:: PROVIDED MATERIAL ::
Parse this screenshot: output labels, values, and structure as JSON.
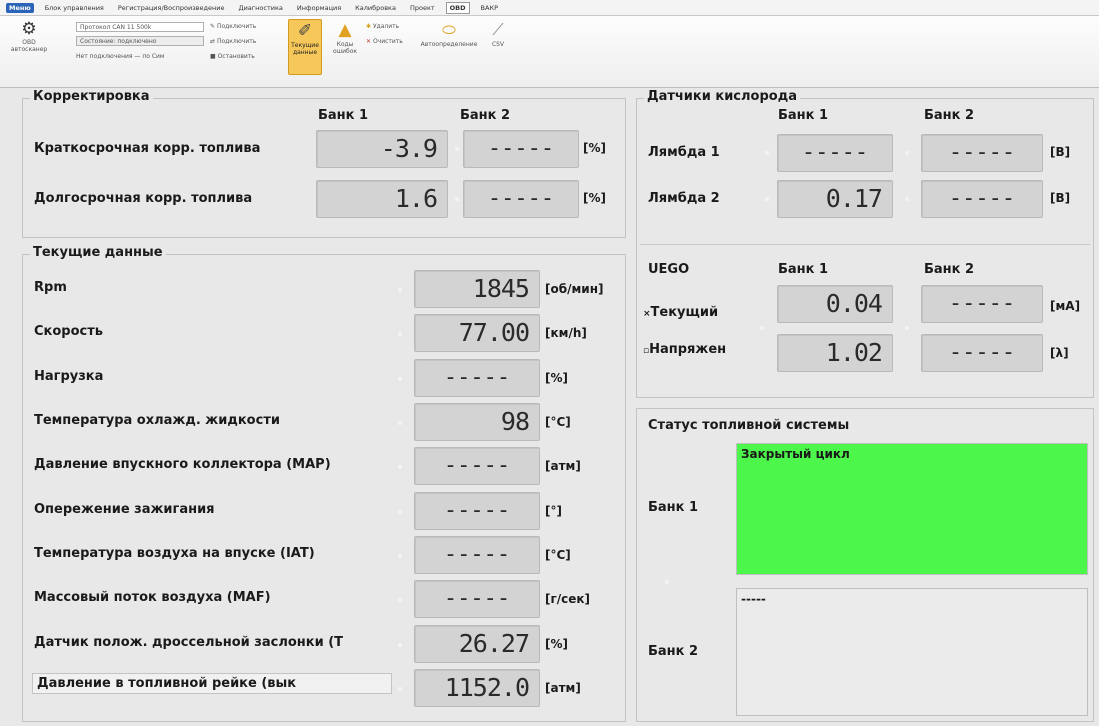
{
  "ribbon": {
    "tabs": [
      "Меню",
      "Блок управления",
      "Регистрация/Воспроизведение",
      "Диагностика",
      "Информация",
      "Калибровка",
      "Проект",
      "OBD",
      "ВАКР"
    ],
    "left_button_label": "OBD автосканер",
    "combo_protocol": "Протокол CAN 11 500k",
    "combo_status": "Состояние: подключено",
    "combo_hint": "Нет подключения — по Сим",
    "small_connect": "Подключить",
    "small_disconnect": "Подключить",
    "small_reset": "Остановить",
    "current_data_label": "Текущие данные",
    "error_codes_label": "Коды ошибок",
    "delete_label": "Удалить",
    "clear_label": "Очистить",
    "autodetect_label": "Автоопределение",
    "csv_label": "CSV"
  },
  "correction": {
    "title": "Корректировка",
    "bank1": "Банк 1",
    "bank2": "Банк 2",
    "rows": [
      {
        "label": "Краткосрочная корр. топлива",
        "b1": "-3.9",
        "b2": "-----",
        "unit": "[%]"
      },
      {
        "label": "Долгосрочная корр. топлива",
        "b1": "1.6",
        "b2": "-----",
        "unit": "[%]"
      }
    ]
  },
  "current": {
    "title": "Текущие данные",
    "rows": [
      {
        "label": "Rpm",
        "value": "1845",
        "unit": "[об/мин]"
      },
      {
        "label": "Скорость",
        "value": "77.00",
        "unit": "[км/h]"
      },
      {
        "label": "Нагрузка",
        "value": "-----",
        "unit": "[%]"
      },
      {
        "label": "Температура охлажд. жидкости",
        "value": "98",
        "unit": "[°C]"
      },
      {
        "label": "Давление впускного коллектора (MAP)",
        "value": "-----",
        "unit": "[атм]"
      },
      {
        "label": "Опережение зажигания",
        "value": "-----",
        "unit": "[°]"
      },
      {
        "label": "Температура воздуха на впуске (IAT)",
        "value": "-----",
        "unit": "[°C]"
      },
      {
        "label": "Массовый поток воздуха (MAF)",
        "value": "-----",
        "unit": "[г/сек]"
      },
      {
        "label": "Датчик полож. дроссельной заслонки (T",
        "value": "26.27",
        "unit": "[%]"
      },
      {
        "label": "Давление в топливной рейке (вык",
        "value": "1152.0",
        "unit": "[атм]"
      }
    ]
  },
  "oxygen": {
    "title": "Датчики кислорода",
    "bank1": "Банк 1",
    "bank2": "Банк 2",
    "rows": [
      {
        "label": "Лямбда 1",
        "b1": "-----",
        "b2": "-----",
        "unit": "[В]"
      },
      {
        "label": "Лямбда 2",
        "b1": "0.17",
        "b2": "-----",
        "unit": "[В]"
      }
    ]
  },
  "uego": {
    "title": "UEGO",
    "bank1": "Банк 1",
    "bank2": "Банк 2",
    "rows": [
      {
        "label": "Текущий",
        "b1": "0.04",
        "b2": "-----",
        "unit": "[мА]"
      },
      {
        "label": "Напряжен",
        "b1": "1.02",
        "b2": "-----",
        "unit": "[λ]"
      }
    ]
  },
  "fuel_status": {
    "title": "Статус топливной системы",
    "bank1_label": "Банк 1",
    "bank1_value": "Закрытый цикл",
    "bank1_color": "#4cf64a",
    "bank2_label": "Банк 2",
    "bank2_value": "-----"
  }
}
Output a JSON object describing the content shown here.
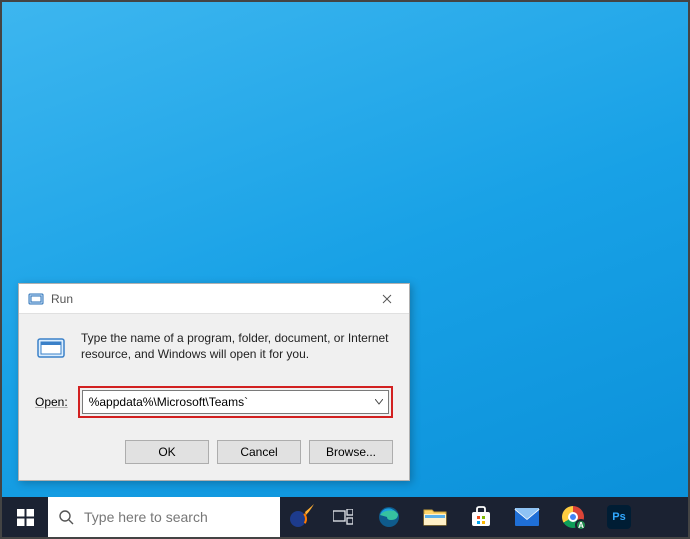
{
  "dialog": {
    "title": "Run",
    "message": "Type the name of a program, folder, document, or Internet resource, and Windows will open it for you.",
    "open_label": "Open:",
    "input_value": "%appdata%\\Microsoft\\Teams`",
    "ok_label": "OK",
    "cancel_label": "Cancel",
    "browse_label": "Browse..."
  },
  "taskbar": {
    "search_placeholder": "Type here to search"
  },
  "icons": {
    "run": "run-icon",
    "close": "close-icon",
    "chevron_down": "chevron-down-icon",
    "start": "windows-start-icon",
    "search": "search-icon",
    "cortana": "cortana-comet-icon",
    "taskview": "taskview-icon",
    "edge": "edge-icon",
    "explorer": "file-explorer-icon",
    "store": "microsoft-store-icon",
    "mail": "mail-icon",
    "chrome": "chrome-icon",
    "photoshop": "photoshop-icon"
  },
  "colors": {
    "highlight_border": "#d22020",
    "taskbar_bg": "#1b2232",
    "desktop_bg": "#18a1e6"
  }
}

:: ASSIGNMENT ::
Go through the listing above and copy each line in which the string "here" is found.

:: SOLUTION FOR THIS EXERCISE ::
Output a JSON object describing the content shown here.
    "search_placeholder": "Type here to search"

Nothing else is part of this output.